Here we briefly describe the Tibetan calendar. The Tibetan calendar is a unique system which is lunar-based. Tibetan calendar making is based on the Sri Kalachakra Tantra (Wheel of Time Tantra), which was translated into Tibetan from Sanskrit in 1027 A.D. According to Tibetan Calendar, a year has only 360 days and a complicated system of using skip-days (tsi chad-pa) and extra days (tsi lhag-pa). The new moon always starts the month, and the full moon falls on the fifteenth day. As the lunar phase defines a month, every month is 30 days and a year has twelve months. The lunar day is about one minute shorter than a solar day, which is 24 hours. To make the calendar correspond with solar days, it occasionally adds a 13th month.
The official Tibetan calendar is lunar, but in Tibetan calendar making different systems are used, which harmonize solar and lunar factors. Each year is ruled by one of the five elements and one of twelve animal signs as in Chinese calendars, but they start the year on different dates and the months have different lengths.

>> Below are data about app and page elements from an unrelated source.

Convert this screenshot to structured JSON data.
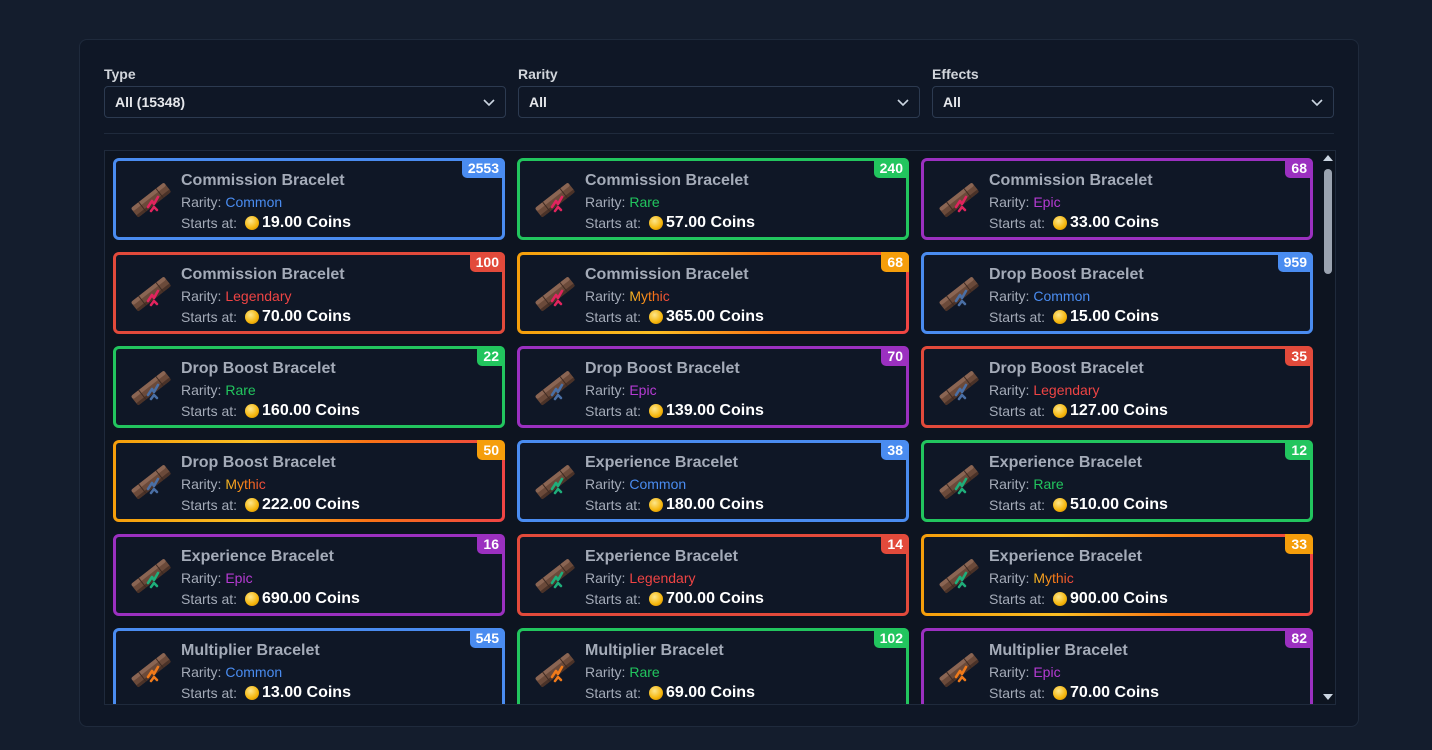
{
  "filters": [
    {
      "label": "Type",
      "value": "All (15348)"
    },
    {
      "label": "Rarity",
      "value": "All"
    },
    {
      "label": "Effects",
      "value": "All"
    }
  ],
  "labels": {
    "rarity_prefix": "Rarity:",
    "starts_at": "Starts at:"
  },
  "colors": {
    "common": "#4a8cf0",
    "rare": "#22c55e",
    "epic": "#9b30c0",
    "legendary": "#e24a3b",
    "mythic": "#f59e0b",
    "commission_gem": "#e0245e",
    "drop_boost_gem": "#4a6fa5",
    "experience_gem": "#1fae7a",
    "multiplier_gem": "#f07a1a"
  },
  "items": [
    {
      "name": "Commission Bracelet",
      "rarity": "Common",
      "tier": "common",
      "count": "2553",
      "price": "19.00 Coins",
      "icon": "commission-bracelet-icon",
      "gem": "commission_gem"
    },
    {
      "name": "Commission Bracelet",
      "rarity": "Rare",
      "tier": "rare",
      "count": "240",
      "price": "57.00 Coins",
      "icon": "commission-bracelet-icon",
      "gem": "commission_gem"
    },
    {
      "name": "Commission Bracelet",
      "rarity": "Epic",
      "tier": "epic",
      "count": "68",
      "price": "33.00 Coins",
      "icon": "commission-bracelet-icon",
      "gem": "commission_gem"
    },
    {
      "name": "Commission Bracelet",
      "rarity": "Legendary",
      "tier": "legendary",
      "count": "100",
      "price": "70.00 Coins",
      "icon": "commission-bracelet-icon",
      "gem": "commission_gem"
    },
    {
      "name": "Commission Bracelet",
      "rarity": "Mythic",
      "tier": "mythic",
      "count": "68",
      "price": "365.00 Coins",
      "icon": "commission-bracelet-icon",
      "gem": "commission_gem"
    },
    {
      "name": "Drop Boost Bracelet",
      "rarity": "Common",
      "tier": "common",
      "count": "959",
      "price": "15.00 Coins",
      "icon": "drop-boost-bracelet-icon",
      "gem": "drop_boost_gem"
    },
    {
      "name": "Drop Boost Bracelet",
      "rarity": "Rare",
      "tier": "rare",
      "count": "22",
      "price": "160.00 Coins",
      "icon": "drop-boost-bracelet-icon",
      "gem": "drop_boost_gem"
    },
    {
      "name": "Drop Boost Bracelet",
      "rarity": "Epic",
      "tier": "epic",
      "count": "70",
      "price": "139.00 Coins",
      "icon": "drop-boost-bracelet-icon",
      "gem": "drop_boost_gem"
    },
    {
      "name": "Drop Boost Bracelet",
      "rarity": "Legendary",
      "tier": "legendary",
      "count": "35",
      "price": "127.00 Coins",
      "icon": "drop-boost-bracelet-icon",
      "gem": "drop_boost_gem"
    },
    {
      "name": "Drop Boost Bracelet",
      "rarity": "Mythic",
      "tier": "mythic",
      "count": "50",
      "price": "222.00 Coins",
      "icon": "drop-boost-bracelet-icon",
      "gem": "drop_boost_gem"
    },
    {
      "name": "Experience Bracelet",
      "rarity": "Common",
      "tier": "common",
      "count": "38",
      "price": "180.00 Coins",
      "icon": "experience-bracelet-icon",
      "gem": "experience_gem"
    },
    {
      "name": "Experience Bracelet",
      "rarity": "Rare",
      "tier": "rare",
      "count": "12",
      "price": "510.00 Coins",
      "icon": "experience-bracelet-icon",
      "gem": "experience_gem"
    },
    {
      "name": "Experience Bracelet",
      "rarity": "Epic",
      "tier": "epic",
      "count": "16",
      "price": "690.00 Coins",
      "icon": "experience-bracelet-icon",
      "gem": "experience_gem"
    },
    {
      "name": "Experience Bracelet",
      "rarity": "Legendary",
      "tier": "legendary",
      "count": "14",
      "price": "700.00 Coins",
      "icon": "experience-bracelet-icon",
      "gem": "experience_gem"
    },
    {
      "name": "Experience Bracelet",
      "rarity": "Mythic",
      "tier": "mythic",
      "count": "33",
      "price": "900.00 Coins",
      "icon": "experience-bracelet-icon",
      "gem": "experience_gem"
    },
    {
      "name": "Multiplier Bracelet",
      "rarity": "Common",
      "tier": "common",
      "count": "545",
      "price": "13.00 Coins",
      "icon": "multiplier-bracelet-icon",
      "gem": "multiplier_gem"
    },
    {
      "name": "Multiplier Bracelet",
      "rarity": "Rare",
      "tier": "rare",
      "count": "102",
      "price": "69.00 Coins",
      "icon": "multiplier-bracelet-icon",
      "gem": "multiplier_gem"
    },
    {
      "name": "Multiplier Bracelet",
      "rarity": "Epic",
      "tier": "epic",
      "count": "82",
      "price": "70.00 Coins",
      "icon": "multiplier-bracelet-icon",
      "gem": "multiplier_gem"
    }
  ]
}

So it is very important not to mix Tibetan and Chinese systems together. The main purposes of the Tibetan calendars: (1) providing a working seasonal schedule for farmers, shepherds, etc. (2) dating the enlightening date of Buddha. (3) computing the moon and sun eclipses. Therefore, it was important to predict the timing of them for a believer to meditate or study.